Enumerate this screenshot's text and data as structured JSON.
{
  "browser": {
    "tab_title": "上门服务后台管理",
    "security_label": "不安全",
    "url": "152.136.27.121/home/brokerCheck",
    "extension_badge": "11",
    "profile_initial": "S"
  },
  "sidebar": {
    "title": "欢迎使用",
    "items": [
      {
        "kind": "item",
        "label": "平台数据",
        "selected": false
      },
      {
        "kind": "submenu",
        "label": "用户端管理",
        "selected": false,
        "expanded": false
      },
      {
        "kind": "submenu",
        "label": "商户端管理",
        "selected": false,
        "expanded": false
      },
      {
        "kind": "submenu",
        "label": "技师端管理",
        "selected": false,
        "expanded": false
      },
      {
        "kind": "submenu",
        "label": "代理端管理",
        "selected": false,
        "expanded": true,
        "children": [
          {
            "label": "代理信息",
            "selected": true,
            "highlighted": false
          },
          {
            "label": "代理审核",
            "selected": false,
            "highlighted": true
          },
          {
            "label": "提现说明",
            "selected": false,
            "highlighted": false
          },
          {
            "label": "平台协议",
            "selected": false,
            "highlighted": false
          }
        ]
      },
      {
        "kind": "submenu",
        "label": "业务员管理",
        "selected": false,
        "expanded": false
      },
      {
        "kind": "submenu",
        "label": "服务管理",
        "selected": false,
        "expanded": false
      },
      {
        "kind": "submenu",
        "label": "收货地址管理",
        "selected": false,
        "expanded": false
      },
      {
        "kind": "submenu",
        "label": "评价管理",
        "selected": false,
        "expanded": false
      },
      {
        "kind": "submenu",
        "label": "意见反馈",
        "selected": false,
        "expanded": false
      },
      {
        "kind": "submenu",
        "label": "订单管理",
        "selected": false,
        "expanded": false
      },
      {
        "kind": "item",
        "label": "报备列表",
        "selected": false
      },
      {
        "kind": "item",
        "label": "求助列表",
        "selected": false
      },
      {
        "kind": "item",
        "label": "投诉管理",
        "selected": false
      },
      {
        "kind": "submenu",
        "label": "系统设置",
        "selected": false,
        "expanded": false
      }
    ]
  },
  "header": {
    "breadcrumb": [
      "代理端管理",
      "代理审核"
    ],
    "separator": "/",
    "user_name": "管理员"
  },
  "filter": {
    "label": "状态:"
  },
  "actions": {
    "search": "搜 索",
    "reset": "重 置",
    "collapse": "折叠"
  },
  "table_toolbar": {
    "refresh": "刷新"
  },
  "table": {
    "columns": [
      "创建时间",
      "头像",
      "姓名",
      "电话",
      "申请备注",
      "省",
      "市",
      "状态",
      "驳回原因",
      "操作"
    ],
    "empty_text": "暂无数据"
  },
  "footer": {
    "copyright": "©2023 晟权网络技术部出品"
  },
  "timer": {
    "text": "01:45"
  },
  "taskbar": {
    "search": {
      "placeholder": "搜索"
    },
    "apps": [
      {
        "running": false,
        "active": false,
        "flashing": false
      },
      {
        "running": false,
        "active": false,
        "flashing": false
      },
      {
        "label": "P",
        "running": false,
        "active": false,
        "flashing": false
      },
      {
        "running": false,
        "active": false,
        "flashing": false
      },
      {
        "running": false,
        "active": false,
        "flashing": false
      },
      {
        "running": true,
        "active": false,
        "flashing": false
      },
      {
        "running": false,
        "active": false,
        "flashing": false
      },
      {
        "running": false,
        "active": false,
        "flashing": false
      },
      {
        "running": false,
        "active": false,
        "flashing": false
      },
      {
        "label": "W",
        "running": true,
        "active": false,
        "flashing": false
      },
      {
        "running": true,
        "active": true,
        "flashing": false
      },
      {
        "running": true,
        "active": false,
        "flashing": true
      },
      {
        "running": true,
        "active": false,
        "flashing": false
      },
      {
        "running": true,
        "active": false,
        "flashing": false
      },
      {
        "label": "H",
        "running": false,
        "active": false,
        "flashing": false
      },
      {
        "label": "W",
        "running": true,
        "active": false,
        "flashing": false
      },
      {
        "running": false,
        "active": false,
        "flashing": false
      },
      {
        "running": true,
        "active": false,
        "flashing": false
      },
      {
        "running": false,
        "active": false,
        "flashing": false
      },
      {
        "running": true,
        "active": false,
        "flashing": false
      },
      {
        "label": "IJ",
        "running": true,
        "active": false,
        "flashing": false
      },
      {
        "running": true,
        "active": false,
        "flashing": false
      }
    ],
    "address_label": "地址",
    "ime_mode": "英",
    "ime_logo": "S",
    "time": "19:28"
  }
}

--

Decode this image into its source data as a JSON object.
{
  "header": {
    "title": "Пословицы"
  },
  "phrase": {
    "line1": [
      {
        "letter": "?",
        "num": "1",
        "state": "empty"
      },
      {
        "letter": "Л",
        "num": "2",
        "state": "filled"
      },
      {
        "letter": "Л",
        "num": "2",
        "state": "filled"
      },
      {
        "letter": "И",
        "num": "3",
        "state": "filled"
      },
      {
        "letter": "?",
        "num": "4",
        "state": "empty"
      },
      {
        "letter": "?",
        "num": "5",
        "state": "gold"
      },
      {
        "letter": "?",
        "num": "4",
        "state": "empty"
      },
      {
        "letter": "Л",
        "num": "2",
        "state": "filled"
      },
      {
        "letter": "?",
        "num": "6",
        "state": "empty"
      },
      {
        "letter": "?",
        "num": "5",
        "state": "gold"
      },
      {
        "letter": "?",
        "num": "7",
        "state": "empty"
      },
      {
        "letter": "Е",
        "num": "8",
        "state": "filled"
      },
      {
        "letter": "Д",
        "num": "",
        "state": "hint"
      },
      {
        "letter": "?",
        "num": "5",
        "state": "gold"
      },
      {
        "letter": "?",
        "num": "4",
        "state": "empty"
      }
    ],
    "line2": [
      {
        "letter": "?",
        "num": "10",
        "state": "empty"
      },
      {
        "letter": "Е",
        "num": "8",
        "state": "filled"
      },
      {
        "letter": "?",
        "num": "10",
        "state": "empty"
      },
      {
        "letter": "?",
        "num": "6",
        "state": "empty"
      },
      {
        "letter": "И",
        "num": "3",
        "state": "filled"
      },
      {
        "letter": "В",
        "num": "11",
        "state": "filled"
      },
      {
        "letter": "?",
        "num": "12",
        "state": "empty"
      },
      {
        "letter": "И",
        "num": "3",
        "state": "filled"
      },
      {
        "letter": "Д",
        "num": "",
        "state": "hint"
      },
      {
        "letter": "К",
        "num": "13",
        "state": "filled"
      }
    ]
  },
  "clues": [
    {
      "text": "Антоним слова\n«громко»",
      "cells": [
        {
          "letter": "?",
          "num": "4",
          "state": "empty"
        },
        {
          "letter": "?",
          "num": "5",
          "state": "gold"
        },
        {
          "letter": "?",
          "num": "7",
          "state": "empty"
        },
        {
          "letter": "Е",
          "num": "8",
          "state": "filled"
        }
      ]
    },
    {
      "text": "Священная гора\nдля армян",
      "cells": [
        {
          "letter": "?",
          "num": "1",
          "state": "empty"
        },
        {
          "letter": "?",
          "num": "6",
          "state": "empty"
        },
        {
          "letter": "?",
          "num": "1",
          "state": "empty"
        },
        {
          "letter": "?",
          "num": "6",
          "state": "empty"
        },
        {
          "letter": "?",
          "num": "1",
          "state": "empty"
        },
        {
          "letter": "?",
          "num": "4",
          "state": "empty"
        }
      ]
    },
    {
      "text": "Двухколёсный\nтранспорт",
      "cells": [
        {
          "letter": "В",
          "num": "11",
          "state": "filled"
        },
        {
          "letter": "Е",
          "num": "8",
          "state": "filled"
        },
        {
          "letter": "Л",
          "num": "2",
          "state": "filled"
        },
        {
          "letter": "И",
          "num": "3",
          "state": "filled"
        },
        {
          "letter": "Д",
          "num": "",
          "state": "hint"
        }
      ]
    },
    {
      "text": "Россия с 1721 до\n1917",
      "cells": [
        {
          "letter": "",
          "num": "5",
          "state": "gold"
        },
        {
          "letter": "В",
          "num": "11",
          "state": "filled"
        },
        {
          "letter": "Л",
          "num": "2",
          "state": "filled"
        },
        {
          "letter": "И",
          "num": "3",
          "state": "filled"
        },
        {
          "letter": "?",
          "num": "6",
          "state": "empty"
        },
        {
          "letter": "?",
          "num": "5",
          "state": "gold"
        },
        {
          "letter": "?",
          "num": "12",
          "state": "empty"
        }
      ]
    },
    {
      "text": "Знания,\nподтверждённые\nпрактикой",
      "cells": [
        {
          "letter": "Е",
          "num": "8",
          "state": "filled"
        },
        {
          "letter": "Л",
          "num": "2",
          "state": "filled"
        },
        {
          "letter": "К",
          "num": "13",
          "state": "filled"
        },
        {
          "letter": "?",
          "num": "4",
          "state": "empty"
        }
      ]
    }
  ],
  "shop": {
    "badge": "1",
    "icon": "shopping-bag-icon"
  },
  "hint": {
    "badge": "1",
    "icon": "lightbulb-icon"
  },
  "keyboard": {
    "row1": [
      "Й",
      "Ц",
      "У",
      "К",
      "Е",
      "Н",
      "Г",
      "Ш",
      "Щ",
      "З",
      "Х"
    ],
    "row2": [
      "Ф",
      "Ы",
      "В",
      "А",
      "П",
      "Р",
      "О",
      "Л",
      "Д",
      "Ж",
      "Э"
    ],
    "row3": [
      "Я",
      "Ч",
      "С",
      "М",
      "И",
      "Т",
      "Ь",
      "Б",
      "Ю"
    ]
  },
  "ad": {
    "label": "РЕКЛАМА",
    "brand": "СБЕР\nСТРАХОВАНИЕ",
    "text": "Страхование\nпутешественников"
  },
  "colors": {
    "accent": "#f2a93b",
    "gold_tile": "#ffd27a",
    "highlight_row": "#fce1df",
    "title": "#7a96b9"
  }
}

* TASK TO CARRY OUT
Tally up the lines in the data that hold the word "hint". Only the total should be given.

* ANSWER SPACE
4